Nevertheless, we can't mourn the loss of what we didn't know existed, which brings us to today's subject: The Perryman Post Office. This little building was built in 1914 and still functions today under the auspices of the United States Postal Service. I don't know how to describe how this structure makes me feel other than the fact that I like it. I think other people like it too, but I also think that a lot of people aren't even aware of it, tucked away on Michaelsville road like it is. Is it in imminent danger? No, but it is in Harford County where the cash is cold and the indifference deafening.

Jul 9, 2006

Sing Ho! for the life of a Bear!


Tai Shan, the National Zoo's panda cub, turns one year old today. This is what he looked like when we paid him a visit last winter: a panda in a bowl. These days he's much larger and spends most of his time napping in the trees, or bugging his mom. Like many households the world over, we watch him on the panda cam, and have grown fond of the little guy. We like watching his parents too.

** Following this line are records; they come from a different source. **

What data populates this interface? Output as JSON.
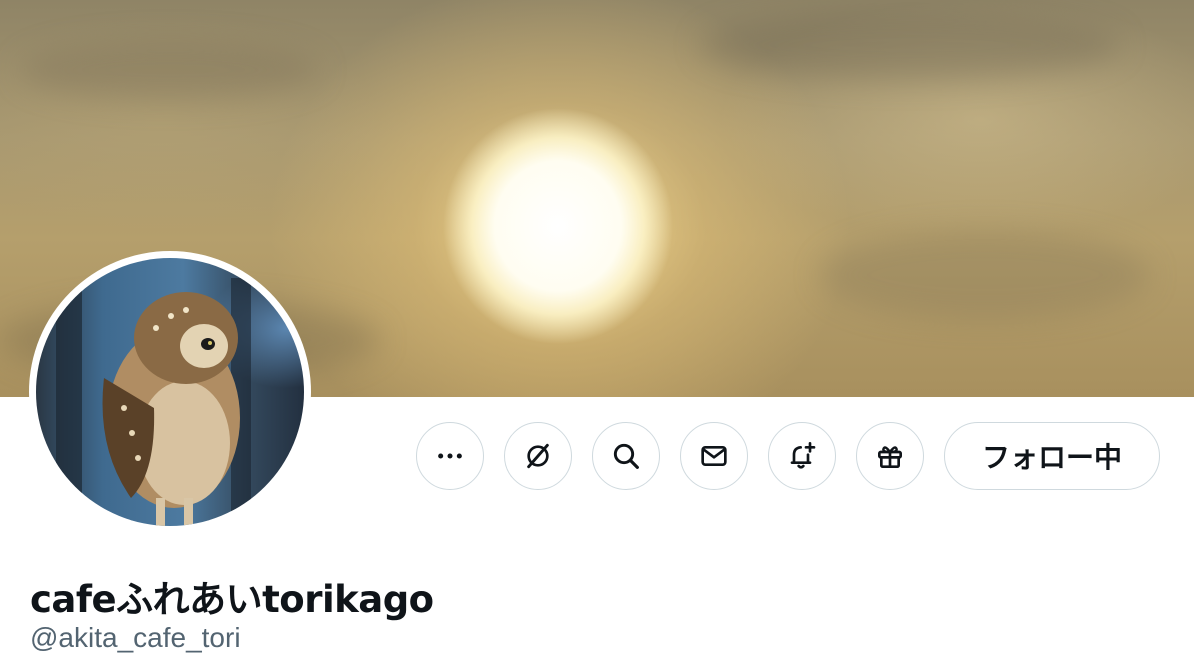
{
  "profile": {
    "display_name": "cafeふれあいtorikago",
    "handle": "@akita_cafe_tori",
    "banner_image": "sunset-sun-behind-clouds",
    "avatar_image": "burrowing-owl-photo"
  },
  "actions": {
    "more_icon": "more-icon",
    "grok_icon": "grok-icon",
    "search_icon": "search-icon",
    "message_icon": "mail-icon",
    "notify_icon": "bell-plus-icon",
    "gift_icon": "gift-icon",
    "follow_label": "フォロー中"
  },
  "colors": {
    "text_primary": "#0f1419",
    "text_secondary": "#536471",
    "border": "#cfd9de"
  }
}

Jul 8, 2006

Country Churches: Franklinville United Presbyterian

"What can it be about Harford's Presbyterians and Greek revival architecture?," asks Christopher Weeks in his "Architectural History of Harford County." (I think I know, but that's way beyond the scope of this blog.) I can say that the trend stretches beyond Harford and into Baltimore County for at least a few hundred yards to Franklinville, Maryland.

Camera: Canon EOS 5D with Canon EF 28-135mm f/3.5-5.6 IS USM lens.

Jul 7, 2006

Rock Run Mill














"Rock Run Grist Mill, erected in 1794 by John Stump, a prosperous businessman who owned several mills in Harford, Cecil, and Baltimore counties, is a three story stone structure and is fully operational. Inside are displays of 19th century farm and mill equipment. The water powered mill is operated during the summer months.
On weekends between May 1 and Labor Day, Rock Run Grist Mill comes alive when corn is ground into meal in public demonstrations held from 1 to 4 p.m. The meal is bagged and given free to the public. In addition there is a self-guided historical walking tour in the park with a brochure explaining in greater detail the individual points of interest." Read on.
We've blogged on other aspects of Rock Run here, here, & here.

Photos by Kim Choate using a Canon 20D dSLR camera.